Whatever the records below say, write them all out exactly.

(App and web page records)
--

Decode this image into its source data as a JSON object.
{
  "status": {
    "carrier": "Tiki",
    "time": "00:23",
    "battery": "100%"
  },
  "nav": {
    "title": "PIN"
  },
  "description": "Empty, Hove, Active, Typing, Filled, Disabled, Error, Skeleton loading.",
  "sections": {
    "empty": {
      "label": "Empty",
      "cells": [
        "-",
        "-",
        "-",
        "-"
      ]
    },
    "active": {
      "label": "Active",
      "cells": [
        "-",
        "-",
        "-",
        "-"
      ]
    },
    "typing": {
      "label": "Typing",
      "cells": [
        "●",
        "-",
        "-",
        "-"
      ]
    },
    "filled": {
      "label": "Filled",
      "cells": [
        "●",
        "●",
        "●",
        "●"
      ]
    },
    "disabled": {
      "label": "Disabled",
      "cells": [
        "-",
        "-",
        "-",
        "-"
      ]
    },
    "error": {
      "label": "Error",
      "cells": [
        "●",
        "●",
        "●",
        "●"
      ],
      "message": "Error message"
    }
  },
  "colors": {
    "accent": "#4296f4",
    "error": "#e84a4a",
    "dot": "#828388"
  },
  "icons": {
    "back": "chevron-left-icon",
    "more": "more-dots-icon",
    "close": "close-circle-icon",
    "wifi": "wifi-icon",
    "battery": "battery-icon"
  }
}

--

__Result__:
Decode this image into its source data as a JSON object.
{
  "status": {
    "carrier": "Tiki",
    "time": "00:23",
    "battery": "100%"
  },
  "nav": {
    "title": "PIN"
  },
  "description": "Empty, Hove, Active, Typing, Filled, Disabled, Error, Skeleton loading.",
  "sections": {
    "empty": {
      "label": "Empty",
      "cells": [
        "-",
        "-",
        "-",
        "-"
      ]
    },
    "active": {
      "label": "Active",
      "cells": [
        "-",
        "-",
        "-",
        "-"
      ]
    },
    "typing": {
      "label": "Typing",
      "cells": [
        "●",
        "-",
        "-",
        "-"
      ]
    },
    "filled": {
      "label": "Filled",
      "cells": [
        "●",
        "●",
        "●",
        "●"
      ]
    },
    "disabled": {
      "label": "Disabled",
      "cells": [
        "-",
        "-",
        "-",
        "-"
      ]
    },
    "error": {
      "label": "Error",
      "cells": [
        "●",
        "●",
        "●",
        "●"
      ],
      "message": "Error message"
    }
  },
  "colors": {
    "accent": "#4296f4",
    "error": "#e84a4a",
    "dot": "#828388"
  },
  "icons": {
    "back": "chevron-left-icon",
    "more": "more-dots-icon",
    "close": "close-circle-icon",
    "wifi": "wifi-icon",
    "battery": "battery-icon"
  }
}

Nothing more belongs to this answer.